Records for the exercise:
##############################
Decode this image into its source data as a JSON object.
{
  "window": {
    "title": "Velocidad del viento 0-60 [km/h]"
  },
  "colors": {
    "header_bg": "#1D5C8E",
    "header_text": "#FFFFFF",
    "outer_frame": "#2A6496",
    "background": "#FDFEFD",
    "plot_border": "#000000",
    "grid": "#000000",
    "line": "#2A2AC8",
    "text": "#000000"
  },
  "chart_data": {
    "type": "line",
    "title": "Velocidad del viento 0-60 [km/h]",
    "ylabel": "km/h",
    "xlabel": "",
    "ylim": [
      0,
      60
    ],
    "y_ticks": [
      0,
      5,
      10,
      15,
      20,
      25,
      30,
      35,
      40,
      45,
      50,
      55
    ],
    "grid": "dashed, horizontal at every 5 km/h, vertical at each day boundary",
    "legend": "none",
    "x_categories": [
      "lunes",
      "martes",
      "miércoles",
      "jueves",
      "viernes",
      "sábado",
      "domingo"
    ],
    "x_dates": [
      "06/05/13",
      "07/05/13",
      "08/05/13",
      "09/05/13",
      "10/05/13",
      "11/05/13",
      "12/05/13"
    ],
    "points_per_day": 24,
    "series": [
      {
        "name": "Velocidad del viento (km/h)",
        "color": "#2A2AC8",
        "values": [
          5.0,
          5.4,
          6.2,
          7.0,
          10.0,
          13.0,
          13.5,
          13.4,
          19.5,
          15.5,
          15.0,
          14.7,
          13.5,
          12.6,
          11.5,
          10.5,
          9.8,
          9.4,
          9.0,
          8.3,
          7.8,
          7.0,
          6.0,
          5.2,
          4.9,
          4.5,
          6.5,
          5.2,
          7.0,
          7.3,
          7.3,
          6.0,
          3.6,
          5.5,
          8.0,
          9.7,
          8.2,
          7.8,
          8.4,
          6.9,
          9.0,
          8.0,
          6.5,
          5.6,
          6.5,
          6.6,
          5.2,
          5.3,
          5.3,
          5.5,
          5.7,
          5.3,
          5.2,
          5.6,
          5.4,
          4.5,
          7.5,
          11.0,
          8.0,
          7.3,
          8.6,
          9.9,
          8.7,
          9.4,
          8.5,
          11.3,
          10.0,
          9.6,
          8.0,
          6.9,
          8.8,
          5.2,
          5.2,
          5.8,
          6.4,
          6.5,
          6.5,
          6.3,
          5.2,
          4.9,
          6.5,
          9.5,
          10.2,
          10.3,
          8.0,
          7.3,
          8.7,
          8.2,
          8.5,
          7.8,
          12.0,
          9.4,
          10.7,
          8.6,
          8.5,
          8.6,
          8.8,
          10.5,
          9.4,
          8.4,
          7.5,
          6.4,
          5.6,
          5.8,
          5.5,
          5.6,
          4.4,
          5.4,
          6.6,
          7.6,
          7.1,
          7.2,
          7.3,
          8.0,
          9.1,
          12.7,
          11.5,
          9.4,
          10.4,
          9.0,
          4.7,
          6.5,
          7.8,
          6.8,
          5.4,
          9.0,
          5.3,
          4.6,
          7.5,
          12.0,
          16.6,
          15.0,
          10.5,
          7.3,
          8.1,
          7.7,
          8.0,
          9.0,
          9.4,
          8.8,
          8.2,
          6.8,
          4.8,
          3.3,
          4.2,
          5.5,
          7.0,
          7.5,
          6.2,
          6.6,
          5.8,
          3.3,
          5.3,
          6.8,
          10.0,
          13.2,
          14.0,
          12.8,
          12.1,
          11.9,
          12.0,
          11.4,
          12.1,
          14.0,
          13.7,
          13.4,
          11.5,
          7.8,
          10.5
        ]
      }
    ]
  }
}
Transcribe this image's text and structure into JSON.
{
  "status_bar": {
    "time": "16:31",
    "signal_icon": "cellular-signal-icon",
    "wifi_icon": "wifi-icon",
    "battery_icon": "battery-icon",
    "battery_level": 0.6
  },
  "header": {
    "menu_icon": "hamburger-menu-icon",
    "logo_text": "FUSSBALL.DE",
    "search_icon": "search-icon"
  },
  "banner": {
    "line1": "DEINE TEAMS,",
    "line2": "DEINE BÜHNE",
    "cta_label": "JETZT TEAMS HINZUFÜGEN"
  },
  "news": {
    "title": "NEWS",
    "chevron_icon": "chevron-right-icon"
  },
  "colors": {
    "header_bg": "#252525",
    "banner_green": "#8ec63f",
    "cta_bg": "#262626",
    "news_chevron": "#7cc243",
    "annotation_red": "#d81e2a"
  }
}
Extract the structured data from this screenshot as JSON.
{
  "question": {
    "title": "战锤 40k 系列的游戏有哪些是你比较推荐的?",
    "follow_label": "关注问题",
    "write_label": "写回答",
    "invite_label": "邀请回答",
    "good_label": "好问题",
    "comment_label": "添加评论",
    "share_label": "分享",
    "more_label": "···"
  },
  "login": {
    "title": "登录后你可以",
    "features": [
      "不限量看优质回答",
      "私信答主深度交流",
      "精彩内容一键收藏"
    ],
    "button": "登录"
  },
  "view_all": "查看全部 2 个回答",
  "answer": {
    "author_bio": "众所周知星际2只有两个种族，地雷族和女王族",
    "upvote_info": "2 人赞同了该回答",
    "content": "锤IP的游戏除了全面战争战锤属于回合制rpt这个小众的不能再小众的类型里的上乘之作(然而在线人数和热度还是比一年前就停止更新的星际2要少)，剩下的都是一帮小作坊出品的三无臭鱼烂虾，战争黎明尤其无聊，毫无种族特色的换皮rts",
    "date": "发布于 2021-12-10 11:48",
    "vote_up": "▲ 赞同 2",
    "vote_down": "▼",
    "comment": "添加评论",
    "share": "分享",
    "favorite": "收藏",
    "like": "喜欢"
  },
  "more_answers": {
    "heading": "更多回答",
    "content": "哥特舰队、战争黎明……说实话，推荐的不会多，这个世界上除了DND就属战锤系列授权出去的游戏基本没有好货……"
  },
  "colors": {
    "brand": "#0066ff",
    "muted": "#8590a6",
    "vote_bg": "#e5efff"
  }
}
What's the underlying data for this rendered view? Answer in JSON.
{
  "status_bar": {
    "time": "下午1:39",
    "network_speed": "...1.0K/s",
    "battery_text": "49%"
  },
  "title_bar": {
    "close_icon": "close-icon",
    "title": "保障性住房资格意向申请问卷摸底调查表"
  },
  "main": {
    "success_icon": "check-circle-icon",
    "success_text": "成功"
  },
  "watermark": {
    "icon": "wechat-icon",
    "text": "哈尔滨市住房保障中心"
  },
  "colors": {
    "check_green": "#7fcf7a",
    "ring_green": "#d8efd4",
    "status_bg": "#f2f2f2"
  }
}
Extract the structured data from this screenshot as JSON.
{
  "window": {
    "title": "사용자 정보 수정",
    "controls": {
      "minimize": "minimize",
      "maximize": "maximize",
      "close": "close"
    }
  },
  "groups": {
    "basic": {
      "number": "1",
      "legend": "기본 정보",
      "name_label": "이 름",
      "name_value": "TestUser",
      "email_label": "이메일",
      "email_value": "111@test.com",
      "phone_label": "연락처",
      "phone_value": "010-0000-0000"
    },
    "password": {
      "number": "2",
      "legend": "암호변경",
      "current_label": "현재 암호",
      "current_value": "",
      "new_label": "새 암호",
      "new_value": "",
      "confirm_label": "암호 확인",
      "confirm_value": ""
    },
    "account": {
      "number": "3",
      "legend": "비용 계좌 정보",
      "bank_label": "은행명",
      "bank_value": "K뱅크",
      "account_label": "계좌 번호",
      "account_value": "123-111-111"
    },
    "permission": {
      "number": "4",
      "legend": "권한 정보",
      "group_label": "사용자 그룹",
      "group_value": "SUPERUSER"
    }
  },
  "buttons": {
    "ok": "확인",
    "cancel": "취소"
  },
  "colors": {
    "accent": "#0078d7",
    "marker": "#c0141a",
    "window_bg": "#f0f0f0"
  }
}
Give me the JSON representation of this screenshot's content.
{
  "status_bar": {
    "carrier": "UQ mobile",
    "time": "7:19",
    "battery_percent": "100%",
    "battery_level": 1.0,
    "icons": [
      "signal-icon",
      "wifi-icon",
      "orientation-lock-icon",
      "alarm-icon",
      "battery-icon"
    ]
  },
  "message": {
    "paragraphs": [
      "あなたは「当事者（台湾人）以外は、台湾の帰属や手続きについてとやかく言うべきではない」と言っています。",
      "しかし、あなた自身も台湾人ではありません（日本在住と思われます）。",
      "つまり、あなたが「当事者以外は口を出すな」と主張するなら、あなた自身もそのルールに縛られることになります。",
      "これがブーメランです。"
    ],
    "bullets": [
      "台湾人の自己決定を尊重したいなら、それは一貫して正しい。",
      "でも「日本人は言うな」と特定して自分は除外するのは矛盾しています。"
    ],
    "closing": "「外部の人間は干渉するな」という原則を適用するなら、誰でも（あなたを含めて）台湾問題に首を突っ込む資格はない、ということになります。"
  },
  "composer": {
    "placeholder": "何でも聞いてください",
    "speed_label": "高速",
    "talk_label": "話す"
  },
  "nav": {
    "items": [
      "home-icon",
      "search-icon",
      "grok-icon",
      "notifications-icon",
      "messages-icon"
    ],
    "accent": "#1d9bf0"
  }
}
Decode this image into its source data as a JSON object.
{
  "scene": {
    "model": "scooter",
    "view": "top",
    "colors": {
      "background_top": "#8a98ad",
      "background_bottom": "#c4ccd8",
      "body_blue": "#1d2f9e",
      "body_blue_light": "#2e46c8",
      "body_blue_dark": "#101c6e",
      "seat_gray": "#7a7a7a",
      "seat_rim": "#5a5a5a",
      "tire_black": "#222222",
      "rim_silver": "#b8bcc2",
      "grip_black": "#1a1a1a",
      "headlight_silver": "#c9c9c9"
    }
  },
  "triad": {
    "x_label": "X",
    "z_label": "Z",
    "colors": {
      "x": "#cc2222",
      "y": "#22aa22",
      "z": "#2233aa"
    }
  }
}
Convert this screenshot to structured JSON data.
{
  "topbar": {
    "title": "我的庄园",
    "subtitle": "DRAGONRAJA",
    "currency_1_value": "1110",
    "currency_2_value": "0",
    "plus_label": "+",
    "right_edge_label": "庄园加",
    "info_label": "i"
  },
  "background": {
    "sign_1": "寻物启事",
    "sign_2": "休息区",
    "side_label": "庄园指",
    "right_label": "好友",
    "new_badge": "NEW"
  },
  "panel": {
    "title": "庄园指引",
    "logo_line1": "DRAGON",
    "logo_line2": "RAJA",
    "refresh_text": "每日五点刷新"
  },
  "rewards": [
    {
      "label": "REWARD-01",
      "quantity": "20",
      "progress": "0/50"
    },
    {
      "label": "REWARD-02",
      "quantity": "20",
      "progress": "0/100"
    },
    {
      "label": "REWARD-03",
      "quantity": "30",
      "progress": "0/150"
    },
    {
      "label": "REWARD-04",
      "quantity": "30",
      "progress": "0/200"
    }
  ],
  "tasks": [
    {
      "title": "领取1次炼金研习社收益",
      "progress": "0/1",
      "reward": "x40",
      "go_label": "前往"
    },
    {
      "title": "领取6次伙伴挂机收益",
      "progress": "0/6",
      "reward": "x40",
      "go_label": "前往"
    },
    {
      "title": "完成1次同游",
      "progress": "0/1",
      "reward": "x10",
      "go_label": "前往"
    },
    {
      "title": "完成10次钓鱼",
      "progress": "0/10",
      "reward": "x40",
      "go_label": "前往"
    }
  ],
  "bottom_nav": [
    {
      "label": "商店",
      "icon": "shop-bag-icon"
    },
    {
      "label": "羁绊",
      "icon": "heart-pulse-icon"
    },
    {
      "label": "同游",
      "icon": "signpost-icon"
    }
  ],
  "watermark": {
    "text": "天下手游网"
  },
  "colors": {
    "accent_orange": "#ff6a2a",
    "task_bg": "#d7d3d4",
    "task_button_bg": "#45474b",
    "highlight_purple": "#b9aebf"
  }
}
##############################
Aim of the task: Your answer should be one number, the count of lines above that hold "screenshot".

Task result: 4